Underestimating injury mortality using statewide databases

J Trauma. 2005 Jan;58(1):162-7. doi: 10.1097/01.ta.0000114067.37731.da.


Background: This study examines the potential for misclassifying injury-related deaths reported in Vital Statistics and assesses the rate of postdischarge death among injured patients released from hospital, emergency department (ED), and emergency medical services (EMS) care.

Methods: Statewide death certificate, inpatient, ED, and EMS databases for 1996 through 1997 were probabilistically linked and information in each database compared.

Results: One thousand two hundred ninety-four injured inpatients or ED patients were matched with a death certificate record that listed an injury (56.3%) or illness (43.7%) as the primary cause of death.

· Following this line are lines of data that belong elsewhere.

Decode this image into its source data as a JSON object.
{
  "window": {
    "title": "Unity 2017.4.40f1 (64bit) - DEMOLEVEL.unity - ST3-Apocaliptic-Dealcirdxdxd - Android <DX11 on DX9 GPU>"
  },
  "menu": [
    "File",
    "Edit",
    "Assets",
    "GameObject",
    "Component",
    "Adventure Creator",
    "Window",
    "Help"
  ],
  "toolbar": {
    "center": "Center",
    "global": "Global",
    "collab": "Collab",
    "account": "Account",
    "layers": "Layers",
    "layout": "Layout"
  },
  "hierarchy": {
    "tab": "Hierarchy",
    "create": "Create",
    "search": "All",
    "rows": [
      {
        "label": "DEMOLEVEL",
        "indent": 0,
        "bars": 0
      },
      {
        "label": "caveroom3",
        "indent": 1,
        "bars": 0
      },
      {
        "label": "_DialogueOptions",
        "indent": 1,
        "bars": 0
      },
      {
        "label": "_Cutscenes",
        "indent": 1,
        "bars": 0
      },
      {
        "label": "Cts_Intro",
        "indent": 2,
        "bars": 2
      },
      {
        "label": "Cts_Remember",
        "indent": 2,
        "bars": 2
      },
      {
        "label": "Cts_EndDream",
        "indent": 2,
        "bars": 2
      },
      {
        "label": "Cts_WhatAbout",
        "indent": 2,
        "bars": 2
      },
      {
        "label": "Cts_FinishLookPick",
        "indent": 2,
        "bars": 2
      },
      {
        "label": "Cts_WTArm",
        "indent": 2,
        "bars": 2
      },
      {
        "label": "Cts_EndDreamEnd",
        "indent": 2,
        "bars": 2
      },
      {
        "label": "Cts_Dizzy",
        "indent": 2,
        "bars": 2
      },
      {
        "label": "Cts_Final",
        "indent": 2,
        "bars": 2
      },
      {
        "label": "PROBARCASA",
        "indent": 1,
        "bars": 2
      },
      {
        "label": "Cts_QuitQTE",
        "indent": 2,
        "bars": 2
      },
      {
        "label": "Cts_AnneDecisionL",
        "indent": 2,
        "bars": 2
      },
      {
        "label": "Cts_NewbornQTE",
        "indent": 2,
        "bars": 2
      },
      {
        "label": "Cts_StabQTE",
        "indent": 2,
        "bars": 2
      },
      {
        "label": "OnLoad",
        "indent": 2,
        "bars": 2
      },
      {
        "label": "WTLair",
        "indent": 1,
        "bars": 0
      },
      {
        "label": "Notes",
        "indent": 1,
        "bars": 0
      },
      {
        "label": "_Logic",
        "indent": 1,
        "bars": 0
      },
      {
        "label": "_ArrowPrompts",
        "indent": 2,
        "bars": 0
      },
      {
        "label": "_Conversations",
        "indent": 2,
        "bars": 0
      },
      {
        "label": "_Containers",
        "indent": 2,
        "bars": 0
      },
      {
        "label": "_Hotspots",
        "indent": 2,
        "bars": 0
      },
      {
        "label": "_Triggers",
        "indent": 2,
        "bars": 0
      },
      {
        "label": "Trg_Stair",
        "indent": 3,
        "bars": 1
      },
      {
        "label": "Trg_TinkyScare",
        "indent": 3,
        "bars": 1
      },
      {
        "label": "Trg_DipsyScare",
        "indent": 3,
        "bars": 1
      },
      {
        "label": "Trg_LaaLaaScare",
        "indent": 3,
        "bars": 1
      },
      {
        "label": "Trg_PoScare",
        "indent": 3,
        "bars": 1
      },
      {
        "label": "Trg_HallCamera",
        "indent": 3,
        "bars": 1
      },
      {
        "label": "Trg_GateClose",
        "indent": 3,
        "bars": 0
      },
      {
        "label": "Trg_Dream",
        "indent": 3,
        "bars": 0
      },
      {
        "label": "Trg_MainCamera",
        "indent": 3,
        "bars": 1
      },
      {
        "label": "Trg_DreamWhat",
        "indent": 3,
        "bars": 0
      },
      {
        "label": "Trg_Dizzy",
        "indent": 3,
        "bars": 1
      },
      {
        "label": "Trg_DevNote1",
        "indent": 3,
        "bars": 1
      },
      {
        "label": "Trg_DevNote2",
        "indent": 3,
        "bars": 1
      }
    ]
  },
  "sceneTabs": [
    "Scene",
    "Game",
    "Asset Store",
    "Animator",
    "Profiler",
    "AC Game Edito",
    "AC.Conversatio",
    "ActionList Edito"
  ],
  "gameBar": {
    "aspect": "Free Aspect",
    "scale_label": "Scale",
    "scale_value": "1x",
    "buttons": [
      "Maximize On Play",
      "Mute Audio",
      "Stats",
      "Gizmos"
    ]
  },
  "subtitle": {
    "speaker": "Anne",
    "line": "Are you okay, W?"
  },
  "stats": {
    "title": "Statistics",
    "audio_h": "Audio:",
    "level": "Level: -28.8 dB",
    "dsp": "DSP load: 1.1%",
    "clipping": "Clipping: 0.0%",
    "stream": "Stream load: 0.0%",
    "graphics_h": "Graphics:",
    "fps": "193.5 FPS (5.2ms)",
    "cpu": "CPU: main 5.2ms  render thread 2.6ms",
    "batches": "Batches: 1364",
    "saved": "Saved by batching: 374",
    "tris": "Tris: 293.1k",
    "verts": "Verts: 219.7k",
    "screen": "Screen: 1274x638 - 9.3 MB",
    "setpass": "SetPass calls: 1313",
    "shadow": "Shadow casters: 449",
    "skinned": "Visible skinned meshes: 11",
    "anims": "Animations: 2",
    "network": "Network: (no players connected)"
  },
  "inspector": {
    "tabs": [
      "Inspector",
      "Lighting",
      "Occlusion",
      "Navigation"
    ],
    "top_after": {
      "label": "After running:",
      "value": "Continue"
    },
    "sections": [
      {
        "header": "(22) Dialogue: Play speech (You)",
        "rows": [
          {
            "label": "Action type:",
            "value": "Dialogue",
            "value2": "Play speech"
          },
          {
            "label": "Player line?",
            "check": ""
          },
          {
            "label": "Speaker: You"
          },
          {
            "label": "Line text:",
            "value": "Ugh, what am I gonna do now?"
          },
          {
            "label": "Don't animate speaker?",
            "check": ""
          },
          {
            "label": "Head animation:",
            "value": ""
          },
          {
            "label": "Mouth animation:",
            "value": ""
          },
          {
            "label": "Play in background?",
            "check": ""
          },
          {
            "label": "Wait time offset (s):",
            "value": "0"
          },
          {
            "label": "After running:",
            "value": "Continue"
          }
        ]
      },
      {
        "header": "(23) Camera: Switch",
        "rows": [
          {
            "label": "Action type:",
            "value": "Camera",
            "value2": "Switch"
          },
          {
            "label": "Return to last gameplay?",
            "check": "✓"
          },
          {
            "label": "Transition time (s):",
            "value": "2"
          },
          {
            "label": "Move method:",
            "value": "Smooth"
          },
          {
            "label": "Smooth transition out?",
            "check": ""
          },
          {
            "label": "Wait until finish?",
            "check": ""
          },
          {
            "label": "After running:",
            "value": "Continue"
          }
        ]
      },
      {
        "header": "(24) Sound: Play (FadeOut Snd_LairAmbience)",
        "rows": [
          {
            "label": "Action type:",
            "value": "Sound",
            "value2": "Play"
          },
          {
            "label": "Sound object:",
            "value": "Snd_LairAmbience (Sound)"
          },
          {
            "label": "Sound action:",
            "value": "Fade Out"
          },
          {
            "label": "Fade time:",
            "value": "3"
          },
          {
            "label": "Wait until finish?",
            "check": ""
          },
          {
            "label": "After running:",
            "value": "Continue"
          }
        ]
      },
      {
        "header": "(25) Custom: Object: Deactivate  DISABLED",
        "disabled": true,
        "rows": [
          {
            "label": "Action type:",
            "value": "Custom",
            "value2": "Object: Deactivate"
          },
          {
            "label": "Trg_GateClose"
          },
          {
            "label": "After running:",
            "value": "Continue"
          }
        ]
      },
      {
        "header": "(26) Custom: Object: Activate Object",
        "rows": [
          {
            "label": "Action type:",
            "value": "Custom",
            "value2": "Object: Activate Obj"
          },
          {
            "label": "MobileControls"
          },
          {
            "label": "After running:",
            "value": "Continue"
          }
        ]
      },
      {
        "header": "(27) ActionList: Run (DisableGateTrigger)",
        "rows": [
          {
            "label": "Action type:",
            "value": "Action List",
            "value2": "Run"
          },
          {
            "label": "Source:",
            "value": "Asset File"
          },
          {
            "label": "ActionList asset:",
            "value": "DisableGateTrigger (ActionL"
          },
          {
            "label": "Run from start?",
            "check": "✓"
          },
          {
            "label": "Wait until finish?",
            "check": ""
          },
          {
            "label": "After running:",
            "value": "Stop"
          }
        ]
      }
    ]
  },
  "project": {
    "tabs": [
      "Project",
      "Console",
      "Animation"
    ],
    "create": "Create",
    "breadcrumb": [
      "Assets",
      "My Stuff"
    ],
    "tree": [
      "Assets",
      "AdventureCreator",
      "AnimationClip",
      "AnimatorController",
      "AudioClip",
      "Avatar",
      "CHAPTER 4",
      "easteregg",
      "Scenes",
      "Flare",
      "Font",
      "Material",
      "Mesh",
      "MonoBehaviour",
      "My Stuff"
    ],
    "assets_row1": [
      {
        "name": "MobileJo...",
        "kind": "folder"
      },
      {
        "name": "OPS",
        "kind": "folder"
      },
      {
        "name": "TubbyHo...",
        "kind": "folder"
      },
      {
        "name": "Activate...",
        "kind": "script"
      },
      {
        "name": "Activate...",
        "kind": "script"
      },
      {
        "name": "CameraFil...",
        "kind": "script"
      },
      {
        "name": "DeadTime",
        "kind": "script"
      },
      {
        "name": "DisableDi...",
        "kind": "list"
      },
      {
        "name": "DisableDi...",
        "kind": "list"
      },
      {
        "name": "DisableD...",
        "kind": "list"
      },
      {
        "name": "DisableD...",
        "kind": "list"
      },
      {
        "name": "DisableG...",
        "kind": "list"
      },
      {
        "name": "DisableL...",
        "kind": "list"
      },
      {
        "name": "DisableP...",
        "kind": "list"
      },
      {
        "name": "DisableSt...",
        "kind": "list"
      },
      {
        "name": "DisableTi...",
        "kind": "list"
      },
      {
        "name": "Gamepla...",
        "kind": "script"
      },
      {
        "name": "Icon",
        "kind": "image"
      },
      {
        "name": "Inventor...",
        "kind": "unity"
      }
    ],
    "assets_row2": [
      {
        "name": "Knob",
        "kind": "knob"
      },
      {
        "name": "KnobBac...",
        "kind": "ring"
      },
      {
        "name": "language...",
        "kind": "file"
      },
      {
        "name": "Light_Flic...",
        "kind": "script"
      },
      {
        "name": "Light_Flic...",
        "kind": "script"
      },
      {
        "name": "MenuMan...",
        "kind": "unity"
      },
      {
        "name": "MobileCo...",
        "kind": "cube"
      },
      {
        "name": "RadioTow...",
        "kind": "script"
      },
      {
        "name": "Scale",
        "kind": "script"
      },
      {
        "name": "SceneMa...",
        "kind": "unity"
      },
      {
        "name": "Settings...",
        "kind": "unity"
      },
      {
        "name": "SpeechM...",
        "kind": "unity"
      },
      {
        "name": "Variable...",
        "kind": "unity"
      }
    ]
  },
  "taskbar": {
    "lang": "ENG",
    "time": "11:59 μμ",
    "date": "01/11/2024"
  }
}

Injured decedents with an illness-coded cause of death were older (p < 0.001), with causes of death indicative of chronic medical conditions. Few deaths occurred within 30 days of inpatient discharge (6%); however, 38% and 9% of deaths in ED and EMS databases occurred after discharge from health care, respectively. Many deaths among EMS and ED patients occur in subsequent phases of care.

Conclusion: Estimates of injury mortality substantially increase when using multiple independent databases.

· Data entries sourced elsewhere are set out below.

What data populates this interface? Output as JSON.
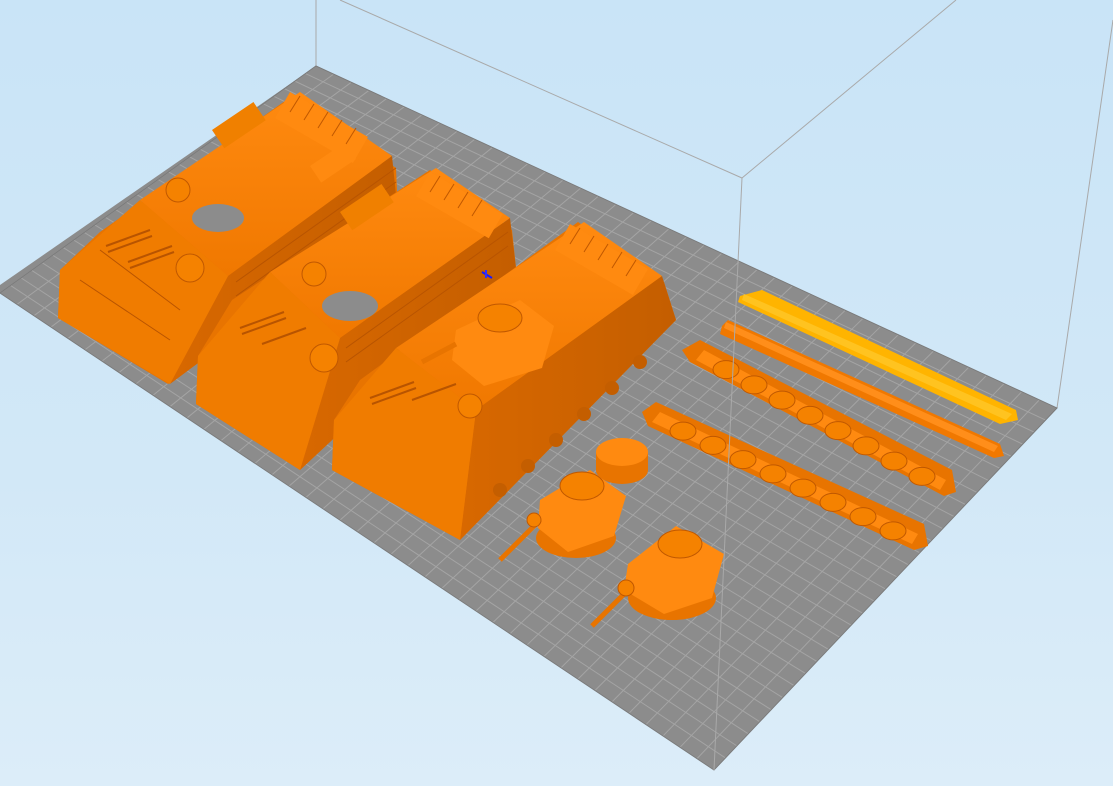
{
  "viewport": {
    "background": "#cfe6f7",
    "bed_color": "#8c8c8c",
    "bed_grid_color": "#a2a2a2",
    "build_volume_line_color": "#a9a9a9"
  },
  "objects": [
    {
      "id": "hull-1",
      "kind": "vehicle-hull",
      "color": "#ff8000",
      "selected": false
    },
    {
      "id": "hull-2",
      "kind": "vehicle-hull",
      "color": "#ff8000",
      "selected": false
    },
    {
      "id": "hull-3",
      "kind": "vehicle-hull-with-turret",
      "color": "#ff8000",
      "selected": false
    },
    {
      "id": "turret-1",
      "kind": "turret",
      "color": "#ff8000",
      "selected": false
    },
    {
      "id": "turret-2",
      "kind": "turret",
      "color": "#ff8000",
      "selected": false
    },
    {
      "id": "hatch-1",
      "kind": "round-hatch",
      "color": "#ff8000",
      "selected": false
    },
    {
      "id": "track-1",
      "kind": "track",
      "color": "#ff8000",
      "selected": false
    },
    {
      "id": "track-2",
      "kind": "track",
      "color": "#ff8000",
      "selected": false
    },
    {
      "id": "strip-1",
      "kind": "side-skirt",
      "color": "#ff8000",
      "selected": false
    },
    {
      "id": "strip-2",
      "kind": "side-skirt",
      "color": "#ffaa00",
      "selected": true
    }
  ],
  "icons": {
    "origin_marker": "axis-origin-icon"
  }
}
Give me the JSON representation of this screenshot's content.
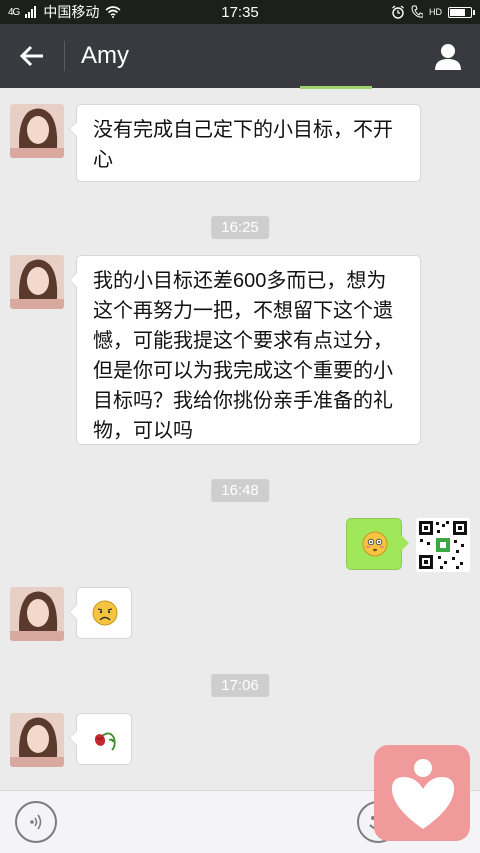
{
  "status_bar": {
    "signal": "4G",
    "carrier": "中国移动",
    "time": "17:35",
    "hd": "HD"
  },
  "header": {
    "title": "Amy"
  },
  "messages": [
    {
      "type": "in",
      "text": "没有完成自己定下的小目标，不开心"
    },
    {
      "type": "time",
      "text": "16:25"
    },
    {
      "type": "in",
      "text": "我的小目标还差600多而已，想为这个再努力一把，不想留下这个遗憾，可能我提这个要求有点过分，但是你可以为我完成这个重要的小目标吗？我给你挑份亲手准备的礼物，可以吗"
    },
    {
      "type": "time",
      "text": "16:48"
    },
    {
      "type": "out",
      "content": "flushed-emoji"
    },
    {
      "type": "in",
      "content": "sad-emoji"
    },
    {
      "type": "time",
      "text": "17:06"
    },
    {
      "type": "in",
      "content": "wilted-rose-emoji"
    }
  ],
  "colors": {
    "titlebar": "#393a3f",
    "bubble_out": "#a0e75a",
    "background": "#ebebeb"
  }
}
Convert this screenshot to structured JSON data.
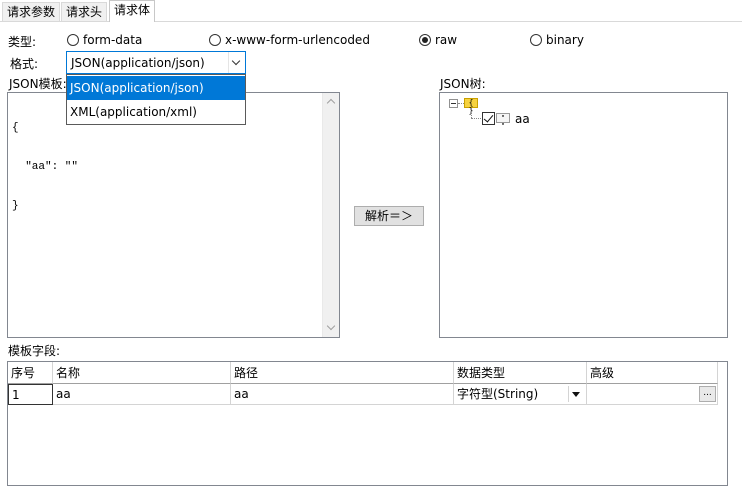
{
  "tabs": [
    {
      "label": "请求参数",
      "active": false
    },
    {
      "label": "请求头",
      "active": false
    },
    {
      "label": "请求体",
      "active": true
    }
  ],
  "type_label": "类型:",
  "body_types": [
    {
      "label": "form-data",
      "checked": false
    },
    {
      "label": "x-www-form-urlencoded",
      "checked": false
    },
    {
      "label": "raw",
      "checked": true
    },
    {
      "label": "binary",
      "checked": false
    }
  ],
  "format_label": "格式:",
  "format": {
    "selected": "JSON(application/json)",
    "options": [
      "JSON(application/json)",
      "XML(application/xml)"
    ]
  },
  "json_template": {
    "label": "JSON模板:",
    "lines": [
      "{",
      "  \"aa\": \"\"",
      "}"
    ]
  },
  "parse_button": "解析＝＞",
  "json_tree": {
    "label": "JSON树:",
    "root_icon": "{ }",
    "node_icon": "\" \"",
    "node_label": "aa",
    "node_checked": true
  },
  "fields": {
    "label": "模板字段:",
    "columns": [
      "序号",
      "名称",
      "路径",
      "数据类型",
      "高级"
    ],
    "rows": [
      {
        "index": "1",
        "name": "aa",
        "path": "aa",
        "type": "字符型(String)",
        "advanced_button": "..."
      }
    ]
  },
  "colors": {
    "accent": "#0078d7",
    "border": "#828790"
  }
}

MeSH terms

  • Adult
  • Aged
  • Analysis of Variance
  • Cause of Death
  • Chi-Square Distribution
  • Databases, Factual*
  • Death Certificates
  • Emergency Medical Services / statistics & numerical data*
  • Emergency Service, Hospital / statistics & numerical data*
  • Female
  • Humans
  • Injury Severity Score
  • Male
  • Middle Aged
  • Patient Discharge / statistics & numerical data
  • Probability
  • Utah / epidemiology
  • Wounds and Injuries / mortality*